A good illustration of the dynamic cropped up around the 2016 election. A “joke religion” of Kek-ism grew up around the idea of worshipping (or purporting to worship) alt-right cartoon frog symbol Pepe, himself an embodiment of an Egyptian chaos god called Kek. On sites like 4Chan and Reddit, devotees of Kek said they believed the frog god was responsible for “meme magic” — a nebulous force that would propel Donald Trump into the White House.
The name “Kek” comes from the video game “World of Warcraft,” where it doubled as an encoded version of the phrase “LOL.” Kek thereby became the god of lulz — the sly, universal internet indicator of a humorous put-on.
Where Kek went, trolling followed. “Trump’s new president-elect status alone has seeded a fair share of entropy, hasn’t it?,” one pro-Kek blog said shortly after the election. “Protests abound, monuments being vandalized, and entire political systems being called into question. It would seem as though Kek’s work has only just begun.”
After Trump’s election, “Kek” (and his imagined country, “Kekistan”), went viral as alt-right shibboleths.

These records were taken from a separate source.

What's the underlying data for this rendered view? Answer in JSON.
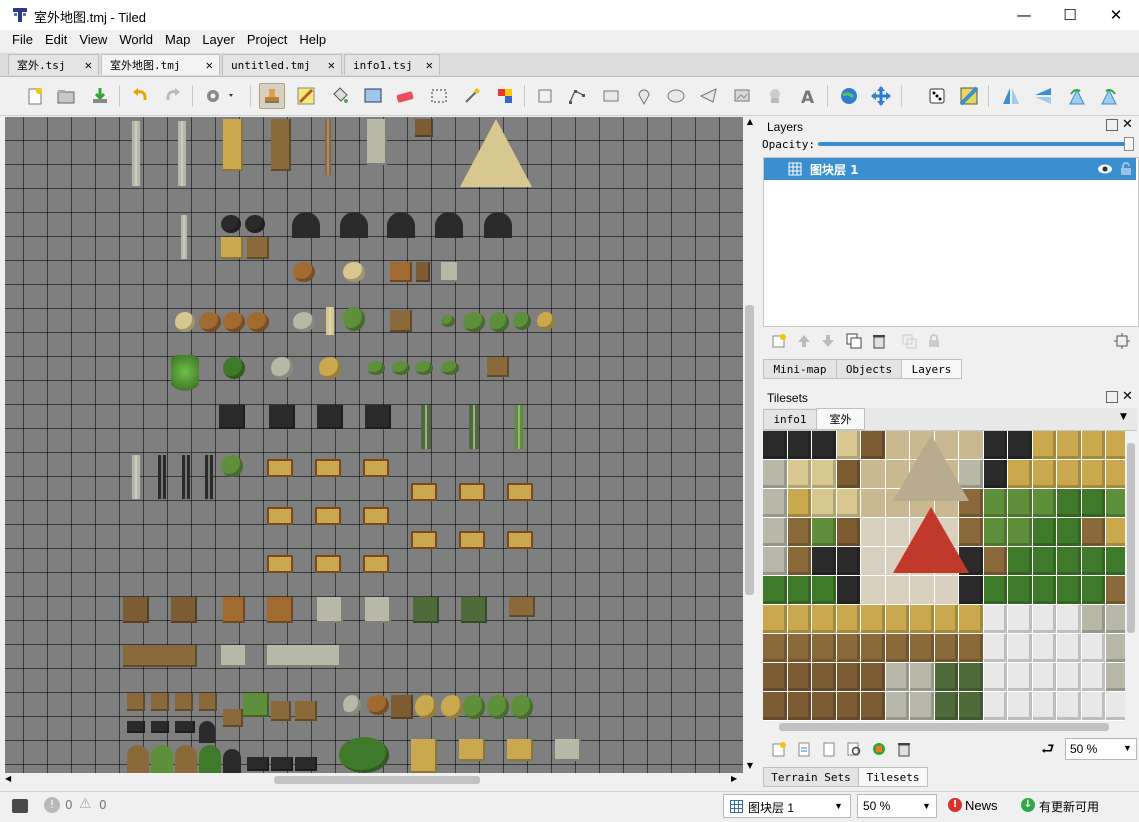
{
  "window": {
    "title": "室外地图.tmj - Tiled",
    "minimize": "—",
    "maximize": "☐",
    "close": "✕"
  },
  "menu": [
    "File",
    "Edit",
    "View",
    "World",
    "Map",
    "Layer",
    "Project",
    "Help"
  ],
  "tabs": [
    {
      "label": "室外.tsj",
      "active": false
    },
    {
      "label": "室外地图.tmj",
      "active": true
    },
    {
      "label": "untitled.tmj",
      "active": false
    },
    {
      "label": "info1.tsj",
      "active": false
    }
  ],
  "tab_close": "✕",
  "layers_panel": {
    "title": "Layers",
    "opacity_label": "Opacity:",
    "opacity": 1.0,
    "layer_name": "图块层 1"
  },
  "layers_bottom_tabs": [
    "Mini-map",
    "Objects",
    "Layers"
  ],
  "tilesets_panel": {
    "title": "Tilesets",
    "tabs": [
      "info1",
      "室外"
    ],
    "zoom": "50 %"
  },
  "bottom_tabs": [
    "Terrain Sets",
    "Tilesets"
  ],
  "status": {
    "errors": "0",
    "warnings": "0",
    "layer_combo": "图块层 1",
    "zoom": "50 %",
    "news": "News",
    "update": "有更新可用"
  },
  "colors": {
    "selection": "#3a8fd0",
    "canvas": "#7f7f7f",
    "news_red": "#d9312b",
    "update_green": "#2fa84a"
  }
}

The new “national flag” of “Kekistan” made its appearance not only on Twitter avatars and 4Chan boards, but also in real life: bearers of the Kekistani flag made an appearance at the 2017 Unite the Right Rally in Charlottesville, as well as a pro-Steve Bannon rally outside the White House that same year.
“The Kekistani people are here,” one of the group’s leaders was filmed shouting, “they stand with the oppressed minorities, the oppressed people of Kekistan. They will be heard, they will be set free. Reparations for Kekistan now! Reparations for Kekistan right now!”
Another added: ““We have lived under normie oppression for too long!” A “common prayer” to Kek — “For thine is the memetic kingdom, and the shitposting, and the winning, for ever and ever. Praise KEK” — went viral.
Did people literally believe in Kek? Probably not. But Kekism, as a unifying narrative, and as a community, can tell us much about the alt-right more broadly.
For adherents, the god of lulz represented both sides of their foundational ideology: a religious hunger for an imagined “meaningful” past and an obsession with irony predicated on the idea that the world is fundamentally meaningless, anyway. What did it matter who lives or who dies, who is murdered and who remains if the world is one giant troll?
What is the difference between being a genuine hero and being “an hero,” the latter a term for a suicide popularized on 4Chan, taken from a well-intentioned friend’s misspelling on the Myspace memorial page of a child who had, indeed, killed himself.
To understand the racial and religious hatreds of the alt-right is only half the battle. We must also understand the profound, and insidious, spiritual alienation at its heart. It’s a religion of nonsense, of trolling, of lulz in which innocent deaths — the very real human cost — don’t even register as mattering.
After the 2018 Toronto van attack, self-proclaimed “incels” and other denizens of the alt-right internet celebrated. The killer had openly cast his attack as the beginning of a war against women: particularly the attractive “Staceys” who dared to reject men like him.
“I prefer acid attacks to mass killings, though,” one poster mused, “wonder who is going to do a ‘mass acid attack.’ He will have zero kills to his high score but in my book he’d have beaten all the high scores by virtue of lives.”
The language used here, of “kills” and “high scores” comes from gaming culture. Within alt-right culture, “kills” and “high scores” translate fluidly from online to the real world, or what they call “meatspace.” Life — like “World of Warcraft” — is just one big nonsense video game.